Operatic Composer. Born into a family of church musicians, Giacomo Puccini received his formal training at Milan Conservatory. He wrote his first opera, "Le Villi", in 1884, earning a working agreement with Italian publishing house Ricordi. His best known works include "Manon Lescaut" (1893), "La Boheme" (1896), "Tosca" (1900), "Madma Butterfly" (1904), the American-set "The Girl of the Golden West" (1910), "La Rondine" (1917), "Il Trittico" (1918) and the posthumous "Turandot" (1926). Curiously enough, Puccini's two best-known works, "La Boheme" and "Madama Butterfly", both opened to outright hostility from their premiere audiences, though they would earn rave receptions thereafter. This is especially unusual considering Puccini's inherent conservatism. He did not challenge his audiences like Stravinsky, nor did he strive for megalithic grandeur like Wagner or Verdi.
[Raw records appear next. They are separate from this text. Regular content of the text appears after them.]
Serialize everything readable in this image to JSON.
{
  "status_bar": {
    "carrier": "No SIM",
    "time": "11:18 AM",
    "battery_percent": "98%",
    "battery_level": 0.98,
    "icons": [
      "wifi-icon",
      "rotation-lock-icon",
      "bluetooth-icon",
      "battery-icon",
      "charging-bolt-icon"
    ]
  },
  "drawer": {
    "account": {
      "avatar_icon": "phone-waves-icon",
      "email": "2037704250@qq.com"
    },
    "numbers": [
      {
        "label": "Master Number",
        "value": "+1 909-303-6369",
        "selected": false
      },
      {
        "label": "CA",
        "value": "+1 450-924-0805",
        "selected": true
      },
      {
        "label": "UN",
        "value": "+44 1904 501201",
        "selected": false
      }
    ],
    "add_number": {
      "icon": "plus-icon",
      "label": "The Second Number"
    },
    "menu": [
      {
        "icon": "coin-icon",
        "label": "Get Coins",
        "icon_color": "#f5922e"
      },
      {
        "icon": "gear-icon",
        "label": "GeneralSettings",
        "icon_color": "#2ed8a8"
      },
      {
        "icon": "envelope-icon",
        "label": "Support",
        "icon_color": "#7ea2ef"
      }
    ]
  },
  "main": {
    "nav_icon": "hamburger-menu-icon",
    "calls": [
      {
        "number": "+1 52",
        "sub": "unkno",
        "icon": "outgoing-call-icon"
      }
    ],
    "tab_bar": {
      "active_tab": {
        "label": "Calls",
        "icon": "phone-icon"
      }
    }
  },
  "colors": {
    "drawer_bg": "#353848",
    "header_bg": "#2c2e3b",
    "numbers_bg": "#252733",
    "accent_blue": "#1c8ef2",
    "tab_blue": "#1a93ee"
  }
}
Rather, according to Puccini himself, "The only music I can compose is that of little things." His work remains an integral part of the operatic repertoire.
Bio by: Stuthehistoryguy